In an essay written by two nameless authors speaking in plural first-person narrative, how would one refer to a single one of the two authors? For example, suppose Alice and Bob are the authors of the following, but the reader is not expected to know Alice or Bob's name:
We went to Mexico for our honeymoon. _____ [Bob] had never been to Mexico.
It could be written:
We went to Mexico for our honeymoon. Bob had never been to Mexico.
But that doesn't work because the reader doesn't know Bob's name yet. (Here, it's pretty obvious to the reader from context, but in another situation it might not be.) It also seems to imply that Alice is now speaking for herself in singular first-person.

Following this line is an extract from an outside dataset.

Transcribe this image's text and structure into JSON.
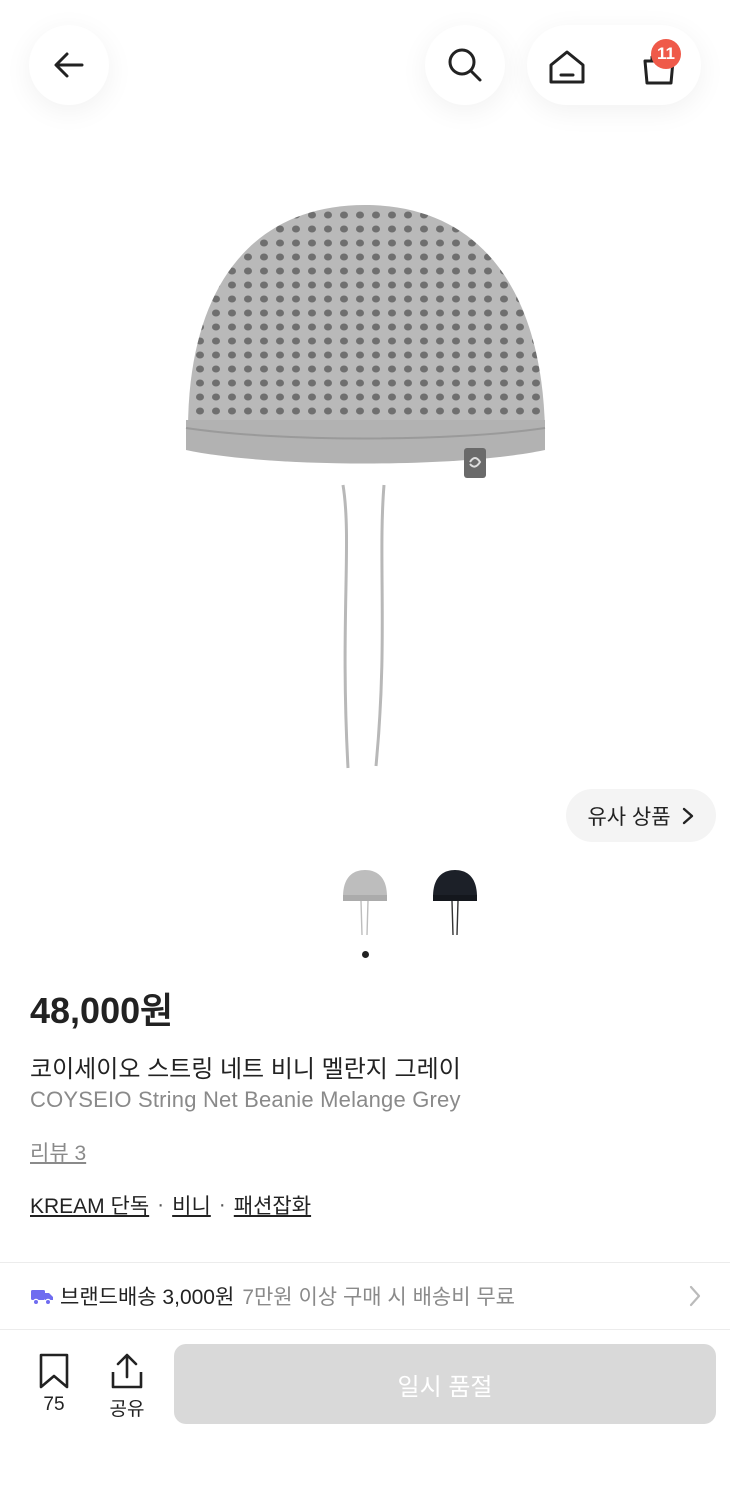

We went to Mexico for our honeymoon. My husband had never been to Mexico.
That doesn't seem right either, because "we" conflicts with "my," again changing the sense of the narrator.
Is there a clever grammatical resolution to this?